Slices of Japanese business, politics and life
Blu-ray rental shelves still look bare
Some of my friends have bought Blu-ray disc players recently and brag about the breath-taking picture quality on their big flat TVs. Sales of Blu-ray recorders have outstripped those of regular DVD recorders by almost seven to three in recent months in Japan, research firm GfK Marketing Services Japan says.
But some Blu-ray users complain that movie rental stores don’t have much of a selection in the format. Tsutaya, Japan’s largest movie rental chain and a unit of Culture Convenience Club, says some of its stores carry as many as 300 Blu-ray titles, but that’s barely a fraction of the average 40,000 DVD titles available.
But even for new releases, rental stores are unlikely to keep their Blu-ray movie collections abreast of their DVD line-ups anytime soon because of the gap in the number of titles produced for each format. There were 494 DVD movies released for rental in Japan in June, the Japan Video Software Association said. The association doesn’t collect data for Blu-ray rental movies, but an official said only 10-20 percent of the 168 new Blu-ray releases that month were thought to be available for rental.
An industry insider said Hollywood studios are more aggressive about promoting Blu-ray than others, but some Japanese makers have been hesitant to commit to the new format until it becomes more widespread.

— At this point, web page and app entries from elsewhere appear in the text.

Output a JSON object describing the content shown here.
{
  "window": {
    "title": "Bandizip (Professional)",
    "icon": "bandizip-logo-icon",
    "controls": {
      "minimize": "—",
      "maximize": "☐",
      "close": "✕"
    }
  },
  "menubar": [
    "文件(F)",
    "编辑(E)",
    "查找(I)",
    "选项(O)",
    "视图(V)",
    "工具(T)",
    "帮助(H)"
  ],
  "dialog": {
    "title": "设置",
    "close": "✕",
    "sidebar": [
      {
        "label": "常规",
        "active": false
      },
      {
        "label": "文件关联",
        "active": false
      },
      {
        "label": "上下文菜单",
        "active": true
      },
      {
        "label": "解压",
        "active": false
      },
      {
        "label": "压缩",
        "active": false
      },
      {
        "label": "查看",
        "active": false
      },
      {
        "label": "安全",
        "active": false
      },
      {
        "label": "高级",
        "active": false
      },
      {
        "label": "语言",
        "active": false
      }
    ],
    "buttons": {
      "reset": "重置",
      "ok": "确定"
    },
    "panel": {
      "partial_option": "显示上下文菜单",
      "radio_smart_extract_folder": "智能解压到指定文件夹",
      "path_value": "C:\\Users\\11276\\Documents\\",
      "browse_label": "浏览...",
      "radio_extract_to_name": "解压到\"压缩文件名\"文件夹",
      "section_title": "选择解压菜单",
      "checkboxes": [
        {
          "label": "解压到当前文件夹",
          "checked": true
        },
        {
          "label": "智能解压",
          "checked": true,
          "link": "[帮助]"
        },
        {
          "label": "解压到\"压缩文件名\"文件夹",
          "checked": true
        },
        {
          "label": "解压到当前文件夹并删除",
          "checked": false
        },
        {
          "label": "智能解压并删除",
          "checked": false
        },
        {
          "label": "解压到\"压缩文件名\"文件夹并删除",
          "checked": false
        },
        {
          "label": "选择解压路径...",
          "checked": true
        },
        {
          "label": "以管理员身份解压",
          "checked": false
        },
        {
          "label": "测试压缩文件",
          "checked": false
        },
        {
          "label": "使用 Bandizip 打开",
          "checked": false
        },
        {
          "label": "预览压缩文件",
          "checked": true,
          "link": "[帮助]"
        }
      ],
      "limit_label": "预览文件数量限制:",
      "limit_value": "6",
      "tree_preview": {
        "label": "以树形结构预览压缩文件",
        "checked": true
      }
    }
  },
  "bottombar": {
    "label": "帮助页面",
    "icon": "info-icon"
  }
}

I guess I’m a laggard though, as I don’t have a Blu-ray recorder yet. My dream is to have a home theatre, complete with powerful surround speakers, and a Blu-ray machine would definitely have to be at the centre of the system. High-definition or not, though, it’s rare that anything gets me as excited as when I watched “Back to the Future”, “Star Wars” and other movies on a small old telly in the living room when I was a kid. Or am I just being sentimental?
Photo credit: REUTERS/Nicky Loh